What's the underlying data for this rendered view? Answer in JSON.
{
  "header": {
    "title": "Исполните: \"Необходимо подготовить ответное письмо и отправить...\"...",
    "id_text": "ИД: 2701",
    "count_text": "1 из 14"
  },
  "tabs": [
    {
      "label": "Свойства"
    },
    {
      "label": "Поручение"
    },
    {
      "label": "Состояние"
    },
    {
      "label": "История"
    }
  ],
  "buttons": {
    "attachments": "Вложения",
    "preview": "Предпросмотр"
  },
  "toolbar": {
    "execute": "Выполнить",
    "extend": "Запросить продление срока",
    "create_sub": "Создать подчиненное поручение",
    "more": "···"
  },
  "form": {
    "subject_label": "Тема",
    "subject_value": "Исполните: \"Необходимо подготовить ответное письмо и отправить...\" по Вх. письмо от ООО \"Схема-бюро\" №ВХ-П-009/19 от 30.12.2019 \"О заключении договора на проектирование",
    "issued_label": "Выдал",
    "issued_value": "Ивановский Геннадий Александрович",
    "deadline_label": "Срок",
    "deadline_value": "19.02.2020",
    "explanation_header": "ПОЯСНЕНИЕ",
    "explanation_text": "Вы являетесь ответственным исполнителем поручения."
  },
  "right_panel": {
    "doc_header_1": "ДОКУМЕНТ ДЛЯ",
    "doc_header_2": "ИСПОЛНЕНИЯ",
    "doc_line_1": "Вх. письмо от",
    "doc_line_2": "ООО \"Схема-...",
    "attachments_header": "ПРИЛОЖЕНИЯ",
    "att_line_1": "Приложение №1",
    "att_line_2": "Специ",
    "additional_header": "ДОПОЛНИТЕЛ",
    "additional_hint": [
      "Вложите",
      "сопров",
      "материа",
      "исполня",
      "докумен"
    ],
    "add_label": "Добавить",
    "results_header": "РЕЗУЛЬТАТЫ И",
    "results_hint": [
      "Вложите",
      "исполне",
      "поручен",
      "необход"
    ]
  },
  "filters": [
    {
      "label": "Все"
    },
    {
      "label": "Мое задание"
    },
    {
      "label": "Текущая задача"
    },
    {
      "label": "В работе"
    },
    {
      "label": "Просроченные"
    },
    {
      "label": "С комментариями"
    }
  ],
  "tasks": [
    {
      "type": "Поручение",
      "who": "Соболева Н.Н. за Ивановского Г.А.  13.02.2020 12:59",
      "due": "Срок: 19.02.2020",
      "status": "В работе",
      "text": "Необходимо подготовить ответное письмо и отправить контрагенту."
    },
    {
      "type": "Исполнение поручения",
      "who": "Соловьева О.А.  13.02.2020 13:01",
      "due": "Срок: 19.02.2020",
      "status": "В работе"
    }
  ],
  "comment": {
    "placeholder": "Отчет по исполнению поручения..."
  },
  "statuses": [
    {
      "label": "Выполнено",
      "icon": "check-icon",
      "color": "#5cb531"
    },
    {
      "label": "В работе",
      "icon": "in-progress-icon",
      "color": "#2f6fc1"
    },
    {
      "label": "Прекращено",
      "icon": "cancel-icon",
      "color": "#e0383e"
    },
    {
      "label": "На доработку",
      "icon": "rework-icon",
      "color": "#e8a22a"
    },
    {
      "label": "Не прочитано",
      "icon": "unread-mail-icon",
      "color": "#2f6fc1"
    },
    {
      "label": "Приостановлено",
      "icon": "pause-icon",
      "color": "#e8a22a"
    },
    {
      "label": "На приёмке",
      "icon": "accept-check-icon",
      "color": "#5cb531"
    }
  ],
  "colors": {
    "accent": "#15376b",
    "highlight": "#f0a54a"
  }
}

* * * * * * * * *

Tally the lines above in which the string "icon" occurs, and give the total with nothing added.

7